- _Assignment_: Take each line of the listing that has the string "dummy" and report it.

- _Records provided_:
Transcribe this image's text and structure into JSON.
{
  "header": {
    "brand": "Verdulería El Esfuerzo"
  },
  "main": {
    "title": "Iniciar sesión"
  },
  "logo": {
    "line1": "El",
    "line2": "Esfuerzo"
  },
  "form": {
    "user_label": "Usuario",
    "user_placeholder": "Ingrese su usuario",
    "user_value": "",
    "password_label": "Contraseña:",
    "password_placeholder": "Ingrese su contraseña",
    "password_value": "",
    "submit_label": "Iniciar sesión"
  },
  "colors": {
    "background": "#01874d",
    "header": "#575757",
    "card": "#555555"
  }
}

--

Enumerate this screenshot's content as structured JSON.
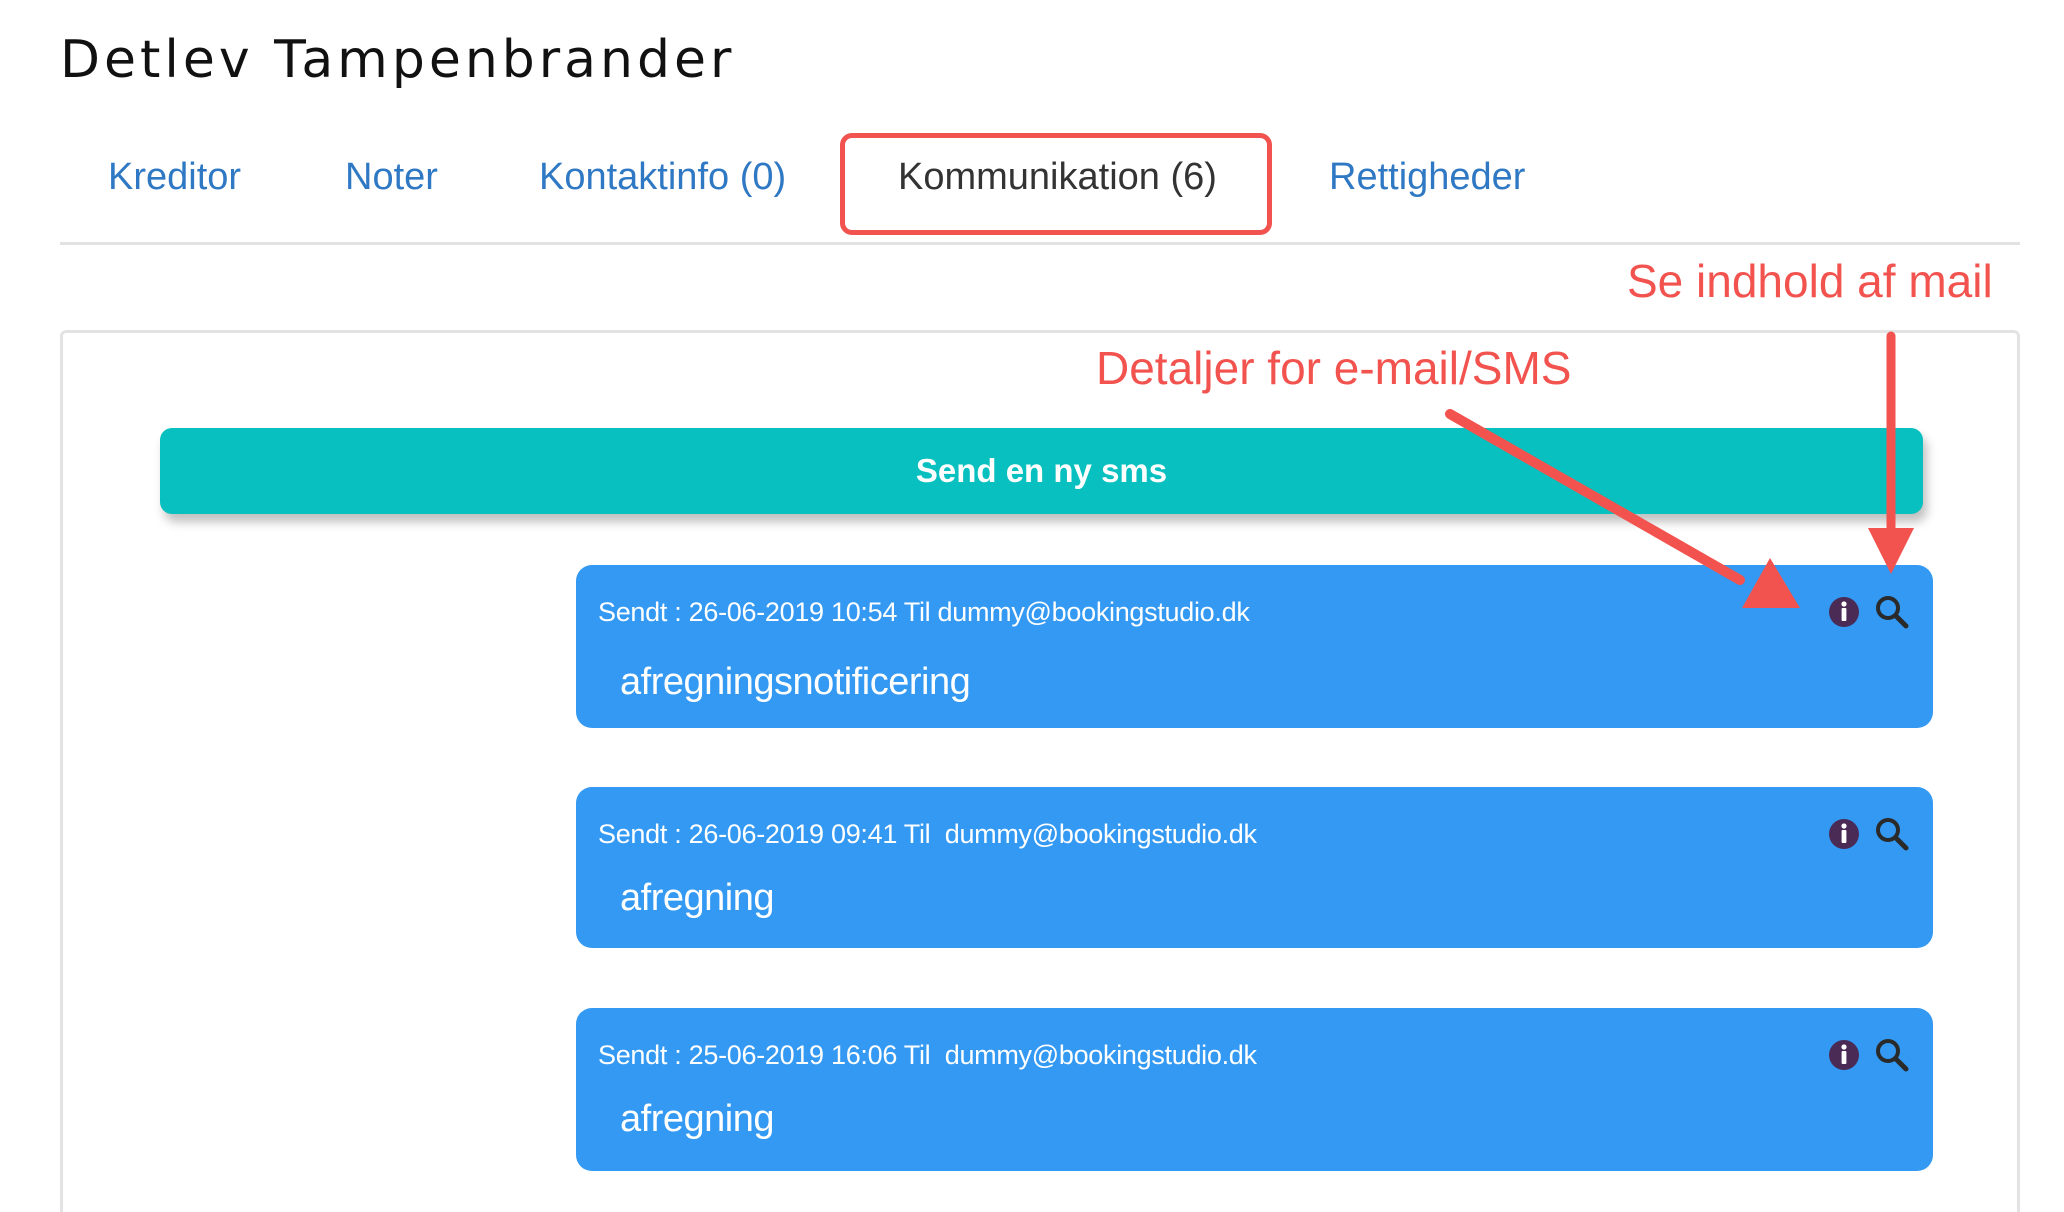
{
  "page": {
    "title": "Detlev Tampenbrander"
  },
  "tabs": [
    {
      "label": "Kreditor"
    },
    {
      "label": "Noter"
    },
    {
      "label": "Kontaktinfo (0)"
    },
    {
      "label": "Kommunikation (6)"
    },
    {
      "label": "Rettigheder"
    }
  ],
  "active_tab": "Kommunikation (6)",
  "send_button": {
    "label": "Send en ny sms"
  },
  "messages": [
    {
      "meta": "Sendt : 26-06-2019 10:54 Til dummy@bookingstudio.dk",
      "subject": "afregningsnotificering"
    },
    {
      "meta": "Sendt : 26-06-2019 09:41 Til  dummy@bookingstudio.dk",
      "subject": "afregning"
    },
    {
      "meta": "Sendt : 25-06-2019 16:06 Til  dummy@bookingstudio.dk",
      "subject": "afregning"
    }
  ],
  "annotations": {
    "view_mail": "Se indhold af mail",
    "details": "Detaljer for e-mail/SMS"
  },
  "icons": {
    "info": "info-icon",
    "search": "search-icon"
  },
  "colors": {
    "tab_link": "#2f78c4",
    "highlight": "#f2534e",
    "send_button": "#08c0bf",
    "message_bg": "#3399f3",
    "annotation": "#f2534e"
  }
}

- _Finished task_:
      "meta": "Sendt : 26-06-2019 10:54 Til dummy@bookingstudio.dk",
      "meta": "Sendt : 26-06-2019 09:41 Til  dummy@bookingstudio.dk",
      "meta": "Sendt : 25-06-2019 16:06 Til  dummy@bookingstudio.dk",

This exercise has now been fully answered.